The answer must consist of every line from the entries that holds the word "warning".

===============

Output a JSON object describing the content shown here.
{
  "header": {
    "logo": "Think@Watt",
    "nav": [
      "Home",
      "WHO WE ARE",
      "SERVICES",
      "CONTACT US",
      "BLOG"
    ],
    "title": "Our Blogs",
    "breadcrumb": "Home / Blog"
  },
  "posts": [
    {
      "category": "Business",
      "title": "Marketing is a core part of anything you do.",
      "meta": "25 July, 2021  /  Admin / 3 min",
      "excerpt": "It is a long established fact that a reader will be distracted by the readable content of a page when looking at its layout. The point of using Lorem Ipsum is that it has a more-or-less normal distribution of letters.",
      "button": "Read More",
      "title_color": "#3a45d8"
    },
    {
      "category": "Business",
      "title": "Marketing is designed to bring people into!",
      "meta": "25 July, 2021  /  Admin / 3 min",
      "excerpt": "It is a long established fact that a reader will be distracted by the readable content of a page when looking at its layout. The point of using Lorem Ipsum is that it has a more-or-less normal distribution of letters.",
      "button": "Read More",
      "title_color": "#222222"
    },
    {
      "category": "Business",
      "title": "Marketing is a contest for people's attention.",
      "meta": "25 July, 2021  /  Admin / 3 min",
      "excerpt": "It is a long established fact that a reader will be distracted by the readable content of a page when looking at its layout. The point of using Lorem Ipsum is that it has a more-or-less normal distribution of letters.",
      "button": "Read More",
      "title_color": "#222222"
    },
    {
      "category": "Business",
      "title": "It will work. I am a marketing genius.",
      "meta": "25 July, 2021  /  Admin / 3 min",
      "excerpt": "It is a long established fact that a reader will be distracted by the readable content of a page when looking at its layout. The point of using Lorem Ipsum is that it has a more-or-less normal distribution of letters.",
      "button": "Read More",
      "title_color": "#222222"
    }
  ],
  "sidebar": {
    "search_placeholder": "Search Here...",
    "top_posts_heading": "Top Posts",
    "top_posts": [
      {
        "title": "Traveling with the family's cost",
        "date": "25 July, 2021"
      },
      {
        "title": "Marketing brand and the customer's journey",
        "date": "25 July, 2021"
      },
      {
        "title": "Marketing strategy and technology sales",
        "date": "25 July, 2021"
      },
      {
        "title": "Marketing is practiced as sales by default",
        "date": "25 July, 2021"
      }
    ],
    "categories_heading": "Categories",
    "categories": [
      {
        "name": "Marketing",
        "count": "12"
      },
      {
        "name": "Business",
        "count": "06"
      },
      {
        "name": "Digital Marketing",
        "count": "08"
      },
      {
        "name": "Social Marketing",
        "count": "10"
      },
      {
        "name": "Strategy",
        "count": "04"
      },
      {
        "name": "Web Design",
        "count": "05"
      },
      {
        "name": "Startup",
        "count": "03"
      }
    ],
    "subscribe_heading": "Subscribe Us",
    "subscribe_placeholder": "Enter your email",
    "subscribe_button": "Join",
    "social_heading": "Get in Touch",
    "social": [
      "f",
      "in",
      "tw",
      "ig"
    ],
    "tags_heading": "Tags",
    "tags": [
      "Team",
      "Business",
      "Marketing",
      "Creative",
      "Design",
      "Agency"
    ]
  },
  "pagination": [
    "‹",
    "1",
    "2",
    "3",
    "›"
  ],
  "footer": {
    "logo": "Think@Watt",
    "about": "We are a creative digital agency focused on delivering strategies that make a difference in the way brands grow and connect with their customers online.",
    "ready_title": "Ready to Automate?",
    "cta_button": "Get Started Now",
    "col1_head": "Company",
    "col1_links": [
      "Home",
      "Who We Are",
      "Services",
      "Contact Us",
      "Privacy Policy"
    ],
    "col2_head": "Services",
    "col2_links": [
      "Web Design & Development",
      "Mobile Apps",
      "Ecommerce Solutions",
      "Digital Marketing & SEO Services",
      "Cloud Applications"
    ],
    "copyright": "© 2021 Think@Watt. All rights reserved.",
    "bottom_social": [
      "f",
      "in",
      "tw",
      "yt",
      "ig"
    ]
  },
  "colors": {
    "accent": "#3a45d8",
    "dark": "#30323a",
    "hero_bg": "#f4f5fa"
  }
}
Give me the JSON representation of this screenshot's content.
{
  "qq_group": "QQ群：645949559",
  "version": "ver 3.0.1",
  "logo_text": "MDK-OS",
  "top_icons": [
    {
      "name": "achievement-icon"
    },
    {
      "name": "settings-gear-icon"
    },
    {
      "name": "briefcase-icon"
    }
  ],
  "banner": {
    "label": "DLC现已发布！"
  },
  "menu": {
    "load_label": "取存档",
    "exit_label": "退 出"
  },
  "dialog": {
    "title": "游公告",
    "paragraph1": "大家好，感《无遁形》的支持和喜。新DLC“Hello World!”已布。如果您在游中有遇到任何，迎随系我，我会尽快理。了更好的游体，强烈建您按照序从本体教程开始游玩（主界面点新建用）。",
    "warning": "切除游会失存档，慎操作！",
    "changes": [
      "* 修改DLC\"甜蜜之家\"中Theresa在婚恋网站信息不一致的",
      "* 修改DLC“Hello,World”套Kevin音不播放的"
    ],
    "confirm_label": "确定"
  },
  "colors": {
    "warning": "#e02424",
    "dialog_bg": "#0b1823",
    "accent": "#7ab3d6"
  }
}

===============

[Response to the exercise]
    "warning": "切除游会失存档，慎操作！",
    "warning": "#e02424",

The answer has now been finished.